WHAT THE EXERCISE ASKS ▸
Give the count of lines in the entries below that contain the string "JSON", and only that count.
* * * * * * *
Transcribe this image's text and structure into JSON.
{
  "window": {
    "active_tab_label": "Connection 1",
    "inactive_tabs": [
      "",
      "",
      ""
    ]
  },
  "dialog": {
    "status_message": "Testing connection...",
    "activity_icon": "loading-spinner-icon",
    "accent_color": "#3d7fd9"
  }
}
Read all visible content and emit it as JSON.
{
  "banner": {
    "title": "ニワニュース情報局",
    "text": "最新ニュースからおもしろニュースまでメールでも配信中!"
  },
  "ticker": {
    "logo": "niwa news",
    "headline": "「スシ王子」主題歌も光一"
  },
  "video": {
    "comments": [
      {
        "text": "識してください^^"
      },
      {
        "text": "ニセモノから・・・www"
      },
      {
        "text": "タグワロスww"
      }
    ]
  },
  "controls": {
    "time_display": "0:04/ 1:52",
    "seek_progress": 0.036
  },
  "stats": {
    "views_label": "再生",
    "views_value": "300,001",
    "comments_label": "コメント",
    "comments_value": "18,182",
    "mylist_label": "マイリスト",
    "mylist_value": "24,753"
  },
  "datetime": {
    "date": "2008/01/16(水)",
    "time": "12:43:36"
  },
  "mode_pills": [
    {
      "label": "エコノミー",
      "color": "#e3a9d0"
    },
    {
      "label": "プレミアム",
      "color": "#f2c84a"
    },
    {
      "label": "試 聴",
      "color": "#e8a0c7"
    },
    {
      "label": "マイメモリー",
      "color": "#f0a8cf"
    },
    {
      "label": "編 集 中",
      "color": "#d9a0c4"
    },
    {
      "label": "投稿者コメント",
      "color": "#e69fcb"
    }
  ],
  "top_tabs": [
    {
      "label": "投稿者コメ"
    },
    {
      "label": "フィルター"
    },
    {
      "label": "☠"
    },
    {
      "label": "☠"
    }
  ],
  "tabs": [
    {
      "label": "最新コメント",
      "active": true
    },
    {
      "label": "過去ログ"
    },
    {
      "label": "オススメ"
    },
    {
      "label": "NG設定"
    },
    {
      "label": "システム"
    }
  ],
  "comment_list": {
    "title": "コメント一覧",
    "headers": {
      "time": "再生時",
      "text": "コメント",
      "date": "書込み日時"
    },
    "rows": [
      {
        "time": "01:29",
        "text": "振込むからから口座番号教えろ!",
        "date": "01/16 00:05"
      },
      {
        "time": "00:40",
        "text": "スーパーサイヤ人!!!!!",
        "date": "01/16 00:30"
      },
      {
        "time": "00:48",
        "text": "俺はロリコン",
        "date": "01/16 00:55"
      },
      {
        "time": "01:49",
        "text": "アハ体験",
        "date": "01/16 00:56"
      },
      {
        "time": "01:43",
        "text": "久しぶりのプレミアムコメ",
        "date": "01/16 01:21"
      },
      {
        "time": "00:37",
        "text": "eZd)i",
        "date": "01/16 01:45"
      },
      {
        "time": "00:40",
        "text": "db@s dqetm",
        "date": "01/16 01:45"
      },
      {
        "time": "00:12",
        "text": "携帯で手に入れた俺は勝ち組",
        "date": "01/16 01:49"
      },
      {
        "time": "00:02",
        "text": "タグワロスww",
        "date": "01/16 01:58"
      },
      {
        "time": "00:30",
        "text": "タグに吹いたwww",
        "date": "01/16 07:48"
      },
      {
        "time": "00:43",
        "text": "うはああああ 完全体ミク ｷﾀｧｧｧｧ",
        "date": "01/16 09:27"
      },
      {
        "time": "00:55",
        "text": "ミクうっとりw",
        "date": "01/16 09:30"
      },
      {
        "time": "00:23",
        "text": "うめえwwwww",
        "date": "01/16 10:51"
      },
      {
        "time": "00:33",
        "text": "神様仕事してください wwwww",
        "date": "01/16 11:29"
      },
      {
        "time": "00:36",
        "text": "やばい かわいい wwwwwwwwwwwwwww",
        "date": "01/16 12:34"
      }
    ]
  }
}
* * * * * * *
EXERCISE RESULT ▸
2